### Task instructions
Return every line below in which "nMotor" appears.

### Listed entries
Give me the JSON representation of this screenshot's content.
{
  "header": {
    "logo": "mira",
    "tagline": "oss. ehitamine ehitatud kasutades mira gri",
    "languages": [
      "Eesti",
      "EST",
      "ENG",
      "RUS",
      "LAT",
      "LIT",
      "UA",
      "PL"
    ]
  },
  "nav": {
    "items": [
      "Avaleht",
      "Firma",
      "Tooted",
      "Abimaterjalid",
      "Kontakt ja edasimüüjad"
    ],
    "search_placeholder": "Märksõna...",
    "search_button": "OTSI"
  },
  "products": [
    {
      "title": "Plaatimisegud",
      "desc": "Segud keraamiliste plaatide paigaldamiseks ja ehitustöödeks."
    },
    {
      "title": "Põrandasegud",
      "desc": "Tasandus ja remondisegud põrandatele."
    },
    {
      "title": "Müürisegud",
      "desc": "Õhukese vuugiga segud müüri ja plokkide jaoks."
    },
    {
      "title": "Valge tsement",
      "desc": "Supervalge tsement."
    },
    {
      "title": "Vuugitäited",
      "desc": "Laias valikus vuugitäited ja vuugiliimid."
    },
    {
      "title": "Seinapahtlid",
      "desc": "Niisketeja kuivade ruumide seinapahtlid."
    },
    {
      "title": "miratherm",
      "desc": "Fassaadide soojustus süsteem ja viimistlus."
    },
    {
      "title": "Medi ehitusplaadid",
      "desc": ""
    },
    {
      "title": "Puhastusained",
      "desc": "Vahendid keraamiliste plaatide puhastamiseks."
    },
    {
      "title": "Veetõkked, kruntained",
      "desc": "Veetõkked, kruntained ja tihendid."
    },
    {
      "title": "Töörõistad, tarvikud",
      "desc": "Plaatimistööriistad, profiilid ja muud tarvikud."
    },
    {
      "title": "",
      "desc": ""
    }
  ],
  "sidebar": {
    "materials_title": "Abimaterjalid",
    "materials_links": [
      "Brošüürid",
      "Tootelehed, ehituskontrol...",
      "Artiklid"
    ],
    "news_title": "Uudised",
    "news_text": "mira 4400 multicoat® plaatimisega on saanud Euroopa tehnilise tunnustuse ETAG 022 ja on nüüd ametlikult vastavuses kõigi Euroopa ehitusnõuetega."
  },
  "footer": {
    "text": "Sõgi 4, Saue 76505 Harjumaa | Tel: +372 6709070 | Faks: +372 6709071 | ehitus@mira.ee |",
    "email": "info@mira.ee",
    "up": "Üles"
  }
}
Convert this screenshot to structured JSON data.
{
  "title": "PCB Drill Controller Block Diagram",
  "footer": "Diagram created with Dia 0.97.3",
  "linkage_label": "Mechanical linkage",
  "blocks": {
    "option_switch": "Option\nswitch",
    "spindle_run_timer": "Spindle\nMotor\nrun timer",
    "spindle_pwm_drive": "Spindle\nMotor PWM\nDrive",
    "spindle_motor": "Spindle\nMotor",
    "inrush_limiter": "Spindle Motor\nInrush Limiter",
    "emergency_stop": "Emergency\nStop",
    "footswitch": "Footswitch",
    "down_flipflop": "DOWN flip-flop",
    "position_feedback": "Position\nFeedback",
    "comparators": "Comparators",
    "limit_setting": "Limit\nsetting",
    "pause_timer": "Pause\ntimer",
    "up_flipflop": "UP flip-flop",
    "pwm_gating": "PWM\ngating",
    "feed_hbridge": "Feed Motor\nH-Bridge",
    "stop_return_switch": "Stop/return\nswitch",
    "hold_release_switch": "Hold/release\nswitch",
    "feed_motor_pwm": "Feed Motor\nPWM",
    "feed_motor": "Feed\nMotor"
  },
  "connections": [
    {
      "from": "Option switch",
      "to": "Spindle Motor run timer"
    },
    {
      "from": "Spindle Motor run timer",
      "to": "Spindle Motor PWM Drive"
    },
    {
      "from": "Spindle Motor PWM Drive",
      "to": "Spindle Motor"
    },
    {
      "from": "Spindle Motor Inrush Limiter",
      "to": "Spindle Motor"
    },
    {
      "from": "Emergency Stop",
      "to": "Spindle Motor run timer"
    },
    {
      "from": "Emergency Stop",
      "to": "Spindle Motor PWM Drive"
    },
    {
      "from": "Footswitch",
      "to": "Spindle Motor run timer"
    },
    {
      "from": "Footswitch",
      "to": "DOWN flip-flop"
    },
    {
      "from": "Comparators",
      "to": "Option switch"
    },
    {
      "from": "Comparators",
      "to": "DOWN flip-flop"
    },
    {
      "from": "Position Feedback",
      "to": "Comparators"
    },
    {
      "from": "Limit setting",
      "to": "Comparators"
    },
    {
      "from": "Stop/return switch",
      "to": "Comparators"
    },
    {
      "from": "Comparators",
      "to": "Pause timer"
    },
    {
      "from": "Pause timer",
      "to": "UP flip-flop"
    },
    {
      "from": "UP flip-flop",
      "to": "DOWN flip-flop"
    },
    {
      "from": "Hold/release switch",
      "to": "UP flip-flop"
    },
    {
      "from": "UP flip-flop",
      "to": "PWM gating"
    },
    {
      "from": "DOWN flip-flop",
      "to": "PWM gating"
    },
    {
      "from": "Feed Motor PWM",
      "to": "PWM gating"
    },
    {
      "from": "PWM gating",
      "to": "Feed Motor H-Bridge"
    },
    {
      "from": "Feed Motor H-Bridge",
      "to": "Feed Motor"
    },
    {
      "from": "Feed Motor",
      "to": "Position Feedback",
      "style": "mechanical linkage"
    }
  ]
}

### Answer area
    "spindle_run_timer": "Spindle\nMotor\nrun timer",
    "spindle_pwm_drive": "Spindle\nMotor PWM\nDrive",
    "spindle_motor": "Spindle\nMotor",
    "feed_motor": "Feed\nMotor"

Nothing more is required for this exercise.